## What you need to do
All of the entries are to be printed exactly as they appear.

*****

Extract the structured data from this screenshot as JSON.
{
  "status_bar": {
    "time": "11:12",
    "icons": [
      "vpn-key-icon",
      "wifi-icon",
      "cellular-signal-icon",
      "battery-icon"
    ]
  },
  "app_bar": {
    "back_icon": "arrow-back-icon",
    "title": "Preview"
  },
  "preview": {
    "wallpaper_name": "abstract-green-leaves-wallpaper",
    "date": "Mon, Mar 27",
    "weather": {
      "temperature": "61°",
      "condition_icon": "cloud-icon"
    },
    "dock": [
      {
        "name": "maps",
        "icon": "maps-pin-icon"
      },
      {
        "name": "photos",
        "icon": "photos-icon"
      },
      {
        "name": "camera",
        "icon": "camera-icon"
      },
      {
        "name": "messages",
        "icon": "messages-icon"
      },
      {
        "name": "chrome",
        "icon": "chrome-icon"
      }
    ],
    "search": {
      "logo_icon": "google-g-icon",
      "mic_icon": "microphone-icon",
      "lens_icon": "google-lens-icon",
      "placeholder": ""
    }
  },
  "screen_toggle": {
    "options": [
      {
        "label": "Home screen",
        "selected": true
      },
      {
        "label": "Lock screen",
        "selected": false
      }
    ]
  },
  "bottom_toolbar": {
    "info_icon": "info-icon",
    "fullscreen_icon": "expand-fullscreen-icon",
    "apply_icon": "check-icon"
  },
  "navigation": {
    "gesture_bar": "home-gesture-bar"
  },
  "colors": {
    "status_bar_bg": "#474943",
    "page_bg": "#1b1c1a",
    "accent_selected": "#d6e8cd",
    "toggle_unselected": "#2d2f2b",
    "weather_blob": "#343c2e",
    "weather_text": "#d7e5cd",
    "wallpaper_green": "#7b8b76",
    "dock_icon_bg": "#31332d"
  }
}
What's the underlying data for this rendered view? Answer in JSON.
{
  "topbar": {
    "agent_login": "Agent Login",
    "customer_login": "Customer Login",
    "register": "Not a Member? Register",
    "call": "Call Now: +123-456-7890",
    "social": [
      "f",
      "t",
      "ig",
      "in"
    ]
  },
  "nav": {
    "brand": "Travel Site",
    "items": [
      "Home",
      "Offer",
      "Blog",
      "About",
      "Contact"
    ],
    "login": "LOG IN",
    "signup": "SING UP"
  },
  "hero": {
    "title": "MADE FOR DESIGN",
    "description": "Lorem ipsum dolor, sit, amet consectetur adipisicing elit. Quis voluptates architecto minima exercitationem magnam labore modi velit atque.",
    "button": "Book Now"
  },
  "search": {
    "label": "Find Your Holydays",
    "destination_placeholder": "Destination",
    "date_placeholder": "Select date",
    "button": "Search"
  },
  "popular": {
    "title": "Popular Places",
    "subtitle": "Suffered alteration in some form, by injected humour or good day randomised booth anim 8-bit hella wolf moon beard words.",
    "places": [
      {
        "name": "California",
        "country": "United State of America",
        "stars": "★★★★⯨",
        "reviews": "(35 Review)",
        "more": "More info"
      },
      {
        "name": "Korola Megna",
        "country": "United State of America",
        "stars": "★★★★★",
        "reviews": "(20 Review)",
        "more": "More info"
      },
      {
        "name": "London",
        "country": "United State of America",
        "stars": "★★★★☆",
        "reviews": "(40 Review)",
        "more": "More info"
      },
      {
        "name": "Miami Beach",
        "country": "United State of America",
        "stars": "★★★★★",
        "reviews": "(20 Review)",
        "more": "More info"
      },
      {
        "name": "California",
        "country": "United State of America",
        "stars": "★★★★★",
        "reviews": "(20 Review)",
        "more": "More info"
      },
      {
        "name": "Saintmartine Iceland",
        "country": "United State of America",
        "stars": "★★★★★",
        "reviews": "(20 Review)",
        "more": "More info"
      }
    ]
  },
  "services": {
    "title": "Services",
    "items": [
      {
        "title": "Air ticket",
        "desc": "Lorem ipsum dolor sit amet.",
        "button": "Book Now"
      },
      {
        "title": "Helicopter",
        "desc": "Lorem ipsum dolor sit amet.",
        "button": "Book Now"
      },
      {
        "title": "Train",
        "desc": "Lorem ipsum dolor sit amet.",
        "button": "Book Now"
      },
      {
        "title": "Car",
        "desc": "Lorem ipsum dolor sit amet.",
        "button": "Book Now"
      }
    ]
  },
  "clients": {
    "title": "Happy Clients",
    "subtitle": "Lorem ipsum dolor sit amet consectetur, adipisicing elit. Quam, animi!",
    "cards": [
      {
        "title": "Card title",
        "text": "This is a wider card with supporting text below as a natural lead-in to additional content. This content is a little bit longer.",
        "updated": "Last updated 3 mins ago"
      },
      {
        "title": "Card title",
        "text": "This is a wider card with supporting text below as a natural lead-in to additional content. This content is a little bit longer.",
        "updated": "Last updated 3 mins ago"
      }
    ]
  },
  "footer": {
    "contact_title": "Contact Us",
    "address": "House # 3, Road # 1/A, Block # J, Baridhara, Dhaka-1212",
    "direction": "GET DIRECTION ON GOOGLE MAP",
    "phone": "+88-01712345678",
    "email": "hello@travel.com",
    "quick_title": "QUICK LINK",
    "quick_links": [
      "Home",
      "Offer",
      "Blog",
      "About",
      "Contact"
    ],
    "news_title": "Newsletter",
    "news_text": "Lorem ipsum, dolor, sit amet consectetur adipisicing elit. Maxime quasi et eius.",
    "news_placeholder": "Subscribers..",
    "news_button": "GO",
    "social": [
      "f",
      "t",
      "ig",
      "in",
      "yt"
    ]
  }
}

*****

## Expected answer
Extract the structured data from this screenshot as JSON.
{
  "status_bar": {
    "time": "11:12",
    "icons": [
      "vpn-key-icon",
      "wifi-icon",
      "cellular-signal-icon",
      "battery-icon"
    ]
  },
  "app_bar": {
    "back_icon": "arrow-back-icon",
    "title": "Preview"
  },
  "preview": {
    "wallpaper_name": "abstract-green-leaves-wallpaper",
    "date": "Mon, Mar 27",
    "weather": {
      "temperature": "61°",
      "condition_icon": "cloud-icon"
    },
    "dock": [
      {
        "name": "maps",
        "icon": "maps-pin-icon"
      },
      {
        "name": "photos",
        "icon": "photos-icon"
      },
      {
        "name": "camera",
        "icon": "camera-icon"
      },
      {
        "name": "messages",
        "icon": "messages-icon"
      },
      {
        "name": "chrome",
        "icon": "chrome-icon"
      }
    ],
    "search": {
      "logo_icon": "google-g-icon",
      "mic_icon": "microphone-icon",
      "lens_icon": "google-lens-icon",
      "placeholder": ""
    }
  },
  "screen_toggle": {
    "options": [
      {
        "label": "Home screen",
        "selected": true
      },
      {
        "label": "Lock screen",
        "selected": false
      }
    ]
  },
  "bottom_toolbar": {
    "info_icon": "info-icon",
    "fullscreen_icon": "expand-fullscreen-icon",
    "apply_icon": "check-icon"
  },
  "navigation": {
    "gesture_bar": "home-gesture-bar"
  },
  "colors": {
    "status_bar_bg": "#474943",
    "page_bg": "#1b1c1a",
    "accent_selected": "#d6e8cd",
    "toggle_unselected": "#2d2f2b",
    "weather_blob": "#343c2e",
    "weather_text": "#d7e5cd",
    "wallpaper_green": "#7b8b76",
    "dock_icon_bg": "#31332d"
  }
}
What's the underlying data for this rendered view? Answer in JSON.
{
  "topbar": {
    "agent_login": "Agent Login",
    "customer_login": "Customer Login",
    "register": "Not a Member? Register",
    "call": "Call Now: +123-456-7890",
    "social": [
      "f",
      "t",
      "ig",
      "in"
    ]
  },
  "nav": {
    "brand": "Travel Site",
    "items": [
      "Home",
      "Offer",
      "Blog",
      "About",
      "Contact"
    ],
    "login": "LOG IN",
    "signup": "SING UP"
  },
  "hero": {
    "title": "MADE FOR DESIGN",
    "description": "Lorem ipsum dolor, sit, amet consectetur adipisicing elit. Quis voluptates architecto minima exercitationem magnam labore modi velit atque.",
    "button": "Book Now"
  },
  "search": {
    "label": "Find Your Holydays",
    "destination_placeholder": "Destination",
    "date_placeholder": "Select date",
    "button": "Search"
  },
  "popular": {
    "title": "Popular Places",
    "subtitle": "Suffered alteration in some form, by injected humour or good day randomised booth anim 8-bit hella wolf moon beard words.",
    "places": [
      {
        "name": "California",
        "country": "United State of America",
        "stars": "★★★★⯨",
        "reviews": "(35 Review)",
        "more": "More info"
      },
      {
        "name": "Korola Megna",
        "country": "United State of America",
        "stars": "★★★★★",
        "reviews": "(20 Review)",
        "more": "More info"
      },
      {
        "name": "London",
        "country": "United State of America",
        "stars": "★★★★☆",
        "reviews": "(40 Review)",
        "more": "More info"
      },
      {
        "name": "Miami Beach",
        "country": "United State of America",
        "stars": "★★★★★",
        "reviews": "(20 Review)",
        "more": "More info"
      },
      {
        "name": "California",
        "country": "United State of America",
        "stars": "★★★★★",
        "reviews": "(20 Review)",
        "more": "More info"
      },
      {
        "name": "Saintmartine Iceland",
        "country": "United State of America",
        "stars": "★★★★★",
        "reviews": "(20 Review)",
        "more": "More info"
      }
    ]
  },
  "services": {
    "title": "Services",
    "items": [
      {
        "title": "Air ticket",
        "desc": "Lorem ipsum dolor sit amet.",
        "button": "Book Now"
      },
      {
        "title": "Helicopter",
        "desc": "Lorem ipsum dolor sit amet.",
        "button": "Book Now"
      },
      {
        "title": "Train",
        "desc": "Lorem ipsum dolor sit amet.",
        "button": "Book Now"
      },
      {
        "title": "Car",
        "desc": "Lorem ipsum dolor sit amet.",
        "button": "Book Now"
      }
    ]
  },
  "clients": {
    "title": "Happy Clients",
    "subtitle": "Lorem ipsum dolor sit amet consectetur, adipisicing elit. Quam, animi!",
    "cards": [
      {
        "title": "Card title",
        "text": "This is a wider card with supporting text below as a natural lead-in to additional content. This content is a little bit longer.",
        "updated": "Last updated 3 mins ago"
      },
      {
        "title": "Card title",
        "text": "This is a wider card with supporting text below as a natural lead-in to additional content. This content is a little bit longer.",
        "updated": "Last updated 3 mins ago"
      }
    ]
  },
  "footer": {
    "contact_title": "Contact Us",
    "address": "House # 3, Road # 1/A, Block # J, Baridhara, Dhaka-1212",
    "direction": "GET DIRECTION ON GOOGLE MAP",
    "phone": "+88-01712345678",
    "email": "hello@travel.com",
    "quick_title": "QUICK LINK",
    "quick_links": [
      "Home",
      "Offer",
      "Blog",
      "About",
      "Contact"
    ],
    "news_title": "Newsletter",
    "news_text": "Lorem ipsum, dolor, sit amet consectetur adipisicing elit. Maxime quasi et eius.",
    "news_placeholder": "Subscribers..",
    "news_button": "GO",
    "social": [
      "f",
      "t",
      "ig",
      "in",
      "yt"
    ]
  }
}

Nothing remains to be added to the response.